Firefighting this time of year is especially difficult, as access is very poor to most areas due to soft ground conditions. It is nearly impossible to get water to a fire that is off a maintained road. Two fire trucks and one firefighter’s pickup became mired in mud as they attempted to get water to the fire, some 300 yards from the nearest road. The fire had to be extinguished by over a dozen firefighters wielding shovels and rakes.brush2.jpg (12097 bytes)

"The area that burned would have been much smaller if we could have gotten the trucks into the field," said Deary Fire Chief, Tim Jones.

Yes, even six-wheel drive(below right)  gets stuck! A heavy load of water and wet clay resulted in Deary’s water tender and QRU (left) to be rendered useless in an attempt to get water on a grass fire.

He stated that homeowners should be especially wary of burning if there is any wind. Just a light breeze was enough to push this fire to the 10-acre size in less than 30 minutes.

It’s amazing, but once the snow is off the dry grass beneath, it only takes a day or two for it to become dry enough to burn. On this fire, grass stems protruding out of standing water were burned—quite a site to see!

brush3.jpg (13263 bytes)Later that same day, around 5:30 pm, another call relayed from an ISP trooper through Boise State Communications, called Deary fire units to a fire at the southern end of the district, halfway up the Kendrick grade.

It was another grass fire, this time burning under some timber near State Highway 3. The fire was located close enough to the road that trucks did not have to venture out onto soft ground and the fire was extinguished with the help of a light rain that had started to fall.

Burning permits are not required at this time, but that doesn’t mean you are not responsible for your fire. If you are going to burn an area, make sure there is a wide buffer of non-combustible area and that wind conditions are very light to non-existent. Have water at the site, shovel and rake and preferably, a vehicle that can carry the water across terrain that is inaccessible to fire trucks. A four-wheeler fitted with a water tank, pump and spray wand with a nozzle is a good idea.

The Idaho Department of Lands (877-1121, for more information) will require permits beginning May 10 and extending through October 20. These dates may be modified depending on environmental conditions. A very dry fall season could extend the permit time if fire officials deem it necessary.
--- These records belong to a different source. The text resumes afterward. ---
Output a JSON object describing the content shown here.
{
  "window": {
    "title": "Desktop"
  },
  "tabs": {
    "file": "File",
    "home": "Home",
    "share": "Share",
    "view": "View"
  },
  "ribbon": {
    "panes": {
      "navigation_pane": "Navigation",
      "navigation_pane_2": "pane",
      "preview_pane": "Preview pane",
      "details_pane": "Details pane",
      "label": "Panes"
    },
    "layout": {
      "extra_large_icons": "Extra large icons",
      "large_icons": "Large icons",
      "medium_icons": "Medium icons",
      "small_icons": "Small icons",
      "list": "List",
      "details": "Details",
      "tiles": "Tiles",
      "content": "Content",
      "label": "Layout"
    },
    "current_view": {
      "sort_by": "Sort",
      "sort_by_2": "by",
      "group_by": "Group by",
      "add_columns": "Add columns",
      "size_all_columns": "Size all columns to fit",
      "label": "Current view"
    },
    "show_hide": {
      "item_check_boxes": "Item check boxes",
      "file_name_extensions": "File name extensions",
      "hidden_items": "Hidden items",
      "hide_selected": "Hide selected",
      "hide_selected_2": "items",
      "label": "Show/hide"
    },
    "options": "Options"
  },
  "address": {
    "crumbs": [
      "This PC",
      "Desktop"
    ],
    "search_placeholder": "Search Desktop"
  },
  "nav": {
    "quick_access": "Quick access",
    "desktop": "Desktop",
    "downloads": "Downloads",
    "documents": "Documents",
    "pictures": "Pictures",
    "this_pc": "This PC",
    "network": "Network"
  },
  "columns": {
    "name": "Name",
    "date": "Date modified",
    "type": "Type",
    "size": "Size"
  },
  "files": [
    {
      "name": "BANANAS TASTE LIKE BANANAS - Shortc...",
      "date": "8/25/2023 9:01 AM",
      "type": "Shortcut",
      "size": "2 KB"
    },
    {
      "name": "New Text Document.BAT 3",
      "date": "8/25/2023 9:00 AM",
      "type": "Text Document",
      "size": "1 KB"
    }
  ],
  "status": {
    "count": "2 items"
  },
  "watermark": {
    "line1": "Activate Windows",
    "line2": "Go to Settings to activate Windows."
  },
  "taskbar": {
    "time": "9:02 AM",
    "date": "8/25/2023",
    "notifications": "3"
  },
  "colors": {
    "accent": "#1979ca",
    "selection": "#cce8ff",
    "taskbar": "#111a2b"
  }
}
If you have an area you want to burn, for a donation, the Deary FD will come out and take a look at the site and assist with the burn with firefighters and trucks. Contact Tim Jones, 877-1271 for more information on this program.

Back to Deary Fire Home Page

Last revised: January 25, 2001